Aim of the exercise |
Report each line of the data that includes the word "JSON".

Material for the task |
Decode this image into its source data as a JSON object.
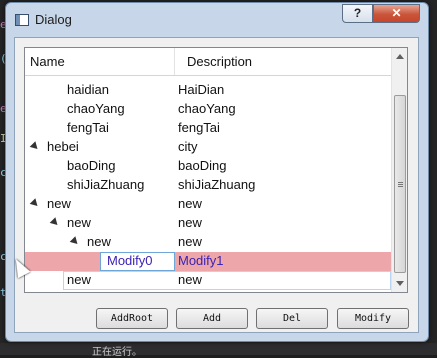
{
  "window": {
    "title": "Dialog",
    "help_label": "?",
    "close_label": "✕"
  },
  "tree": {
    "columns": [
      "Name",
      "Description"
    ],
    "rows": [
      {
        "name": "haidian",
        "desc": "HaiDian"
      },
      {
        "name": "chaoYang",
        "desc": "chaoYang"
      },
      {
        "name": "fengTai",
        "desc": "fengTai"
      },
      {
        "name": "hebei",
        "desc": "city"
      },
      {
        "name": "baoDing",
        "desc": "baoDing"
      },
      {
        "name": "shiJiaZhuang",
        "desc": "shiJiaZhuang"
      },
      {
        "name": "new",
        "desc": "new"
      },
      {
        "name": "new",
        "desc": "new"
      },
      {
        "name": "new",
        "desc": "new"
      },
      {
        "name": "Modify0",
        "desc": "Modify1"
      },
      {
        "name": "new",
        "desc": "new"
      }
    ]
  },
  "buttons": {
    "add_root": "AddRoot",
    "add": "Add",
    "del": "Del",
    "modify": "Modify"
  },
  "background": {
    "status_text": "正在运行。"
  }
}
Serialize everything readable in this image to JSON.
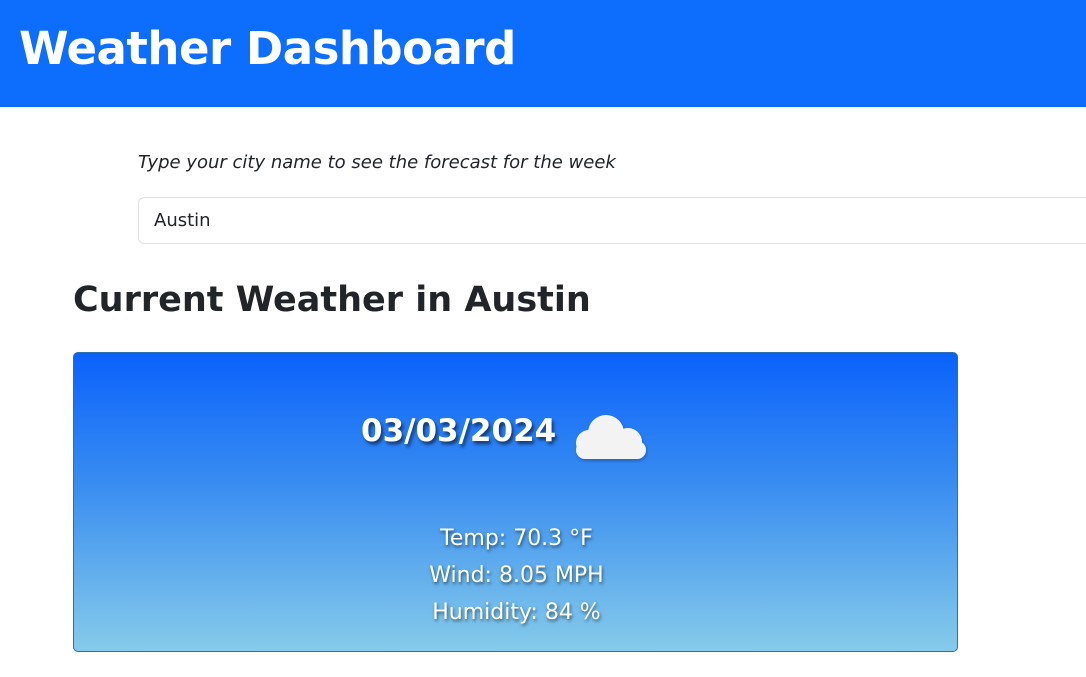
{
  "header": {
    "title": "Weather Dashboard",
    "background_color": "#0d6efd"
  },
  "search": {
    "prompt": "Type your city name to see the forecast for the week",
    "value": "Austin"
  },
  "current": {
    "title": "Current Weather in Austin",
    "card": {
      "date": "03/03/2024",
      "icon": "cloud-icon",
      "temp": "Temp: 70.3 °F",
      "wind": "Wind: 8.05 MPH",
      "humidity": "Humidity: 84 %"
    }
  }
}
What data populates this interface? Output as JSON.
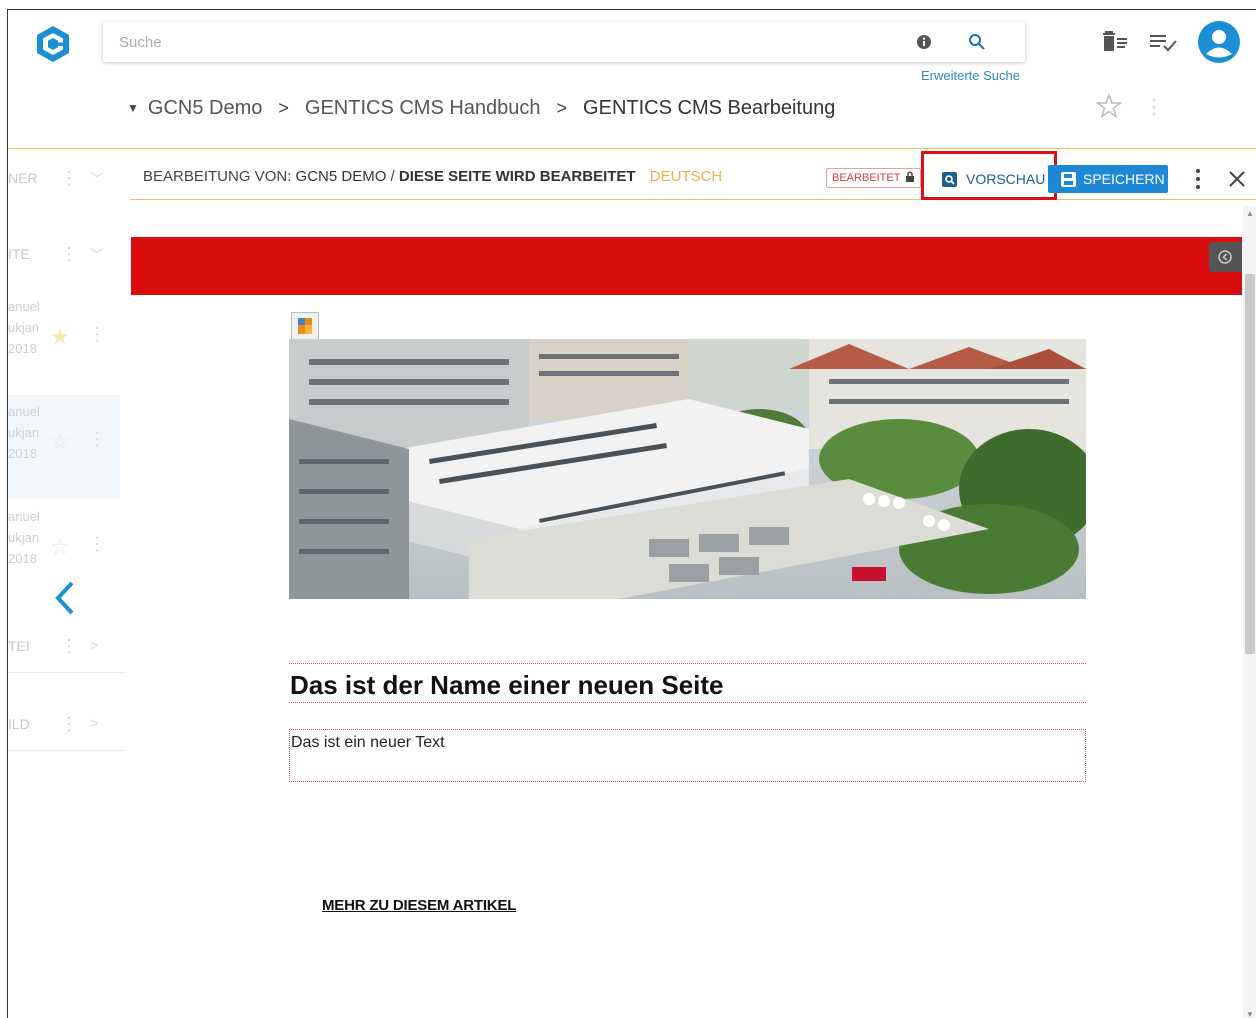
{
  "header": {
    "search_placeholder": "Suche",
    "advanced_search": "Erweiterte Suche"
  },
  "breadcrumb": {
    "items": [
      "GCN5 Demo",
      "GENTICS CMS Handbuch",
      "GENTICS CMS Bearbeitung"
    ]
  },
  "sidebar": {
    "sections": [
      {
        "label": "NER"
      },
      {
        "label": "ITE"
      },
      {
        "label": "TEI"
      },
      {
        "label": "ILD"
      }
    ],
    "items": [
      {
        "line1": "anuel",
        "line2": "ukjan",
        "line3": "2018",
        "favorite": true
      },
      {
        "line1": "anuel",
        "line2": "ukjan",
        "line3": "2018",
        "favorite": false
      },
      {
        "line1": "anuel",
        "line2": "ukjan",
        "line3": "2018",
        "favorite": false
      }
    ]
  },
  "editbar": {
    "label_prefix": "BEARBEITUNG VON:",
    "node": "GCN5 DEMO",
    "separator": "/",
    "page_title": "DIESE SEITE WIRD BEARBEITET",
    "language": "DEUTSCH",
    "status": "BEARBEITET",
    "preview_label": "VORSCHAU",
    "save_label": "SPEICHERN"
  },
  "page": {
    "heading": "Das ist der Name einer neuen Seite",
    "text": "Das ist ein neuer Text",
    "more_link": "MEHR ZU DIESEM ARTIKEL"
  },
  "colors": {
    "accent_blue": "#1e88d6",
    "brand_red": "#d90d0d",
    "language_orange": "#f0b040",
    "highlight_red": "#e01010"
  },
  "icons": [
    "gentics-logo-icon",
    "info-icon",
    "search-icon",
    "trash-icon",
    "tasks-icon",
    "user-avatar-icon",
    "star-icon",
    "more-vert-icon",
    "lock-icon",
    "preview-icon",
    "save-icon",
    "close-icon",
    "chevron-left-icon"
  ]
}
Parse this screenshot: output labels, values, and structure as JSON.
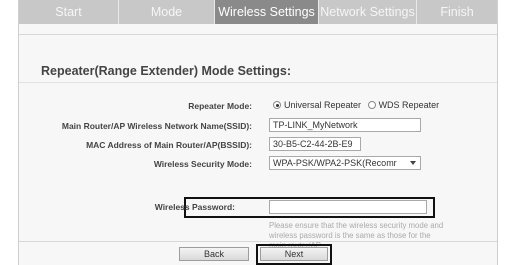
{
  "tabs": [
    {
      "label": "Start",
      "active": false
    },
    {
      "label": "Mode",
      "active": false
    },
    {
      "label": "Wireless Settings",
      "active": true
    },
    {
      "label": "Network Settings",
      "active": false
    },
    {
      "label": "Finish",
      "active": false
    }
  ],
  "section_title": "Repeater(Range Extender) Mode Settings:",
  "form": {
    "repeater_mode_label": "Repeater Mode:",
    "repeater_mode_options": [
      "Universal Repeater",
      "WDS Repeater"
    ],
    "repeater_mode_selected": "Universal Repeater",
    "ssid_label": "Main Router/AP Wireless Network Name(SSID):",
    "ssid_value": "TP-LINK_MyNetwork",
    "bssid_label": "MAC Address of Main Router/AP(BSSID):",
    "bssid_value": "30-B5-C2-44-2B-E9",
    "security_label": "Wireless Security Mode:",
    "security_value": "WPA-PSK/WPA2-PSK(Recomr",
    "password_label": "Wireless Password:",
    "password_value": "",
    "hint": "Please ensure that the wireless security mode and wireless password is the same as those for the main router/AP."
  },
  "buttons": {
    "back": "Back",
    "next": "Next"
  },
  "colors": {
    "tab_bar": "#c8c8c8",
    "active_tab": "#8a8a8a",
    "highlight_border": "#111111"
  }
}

Task output |
Decode this image into its source data as a JSON object.
Serialize everything readable in this image to JSON.
What data populates this interface? Output as JSON.
Parse this screenshot: output labels, values, and structure as JSON.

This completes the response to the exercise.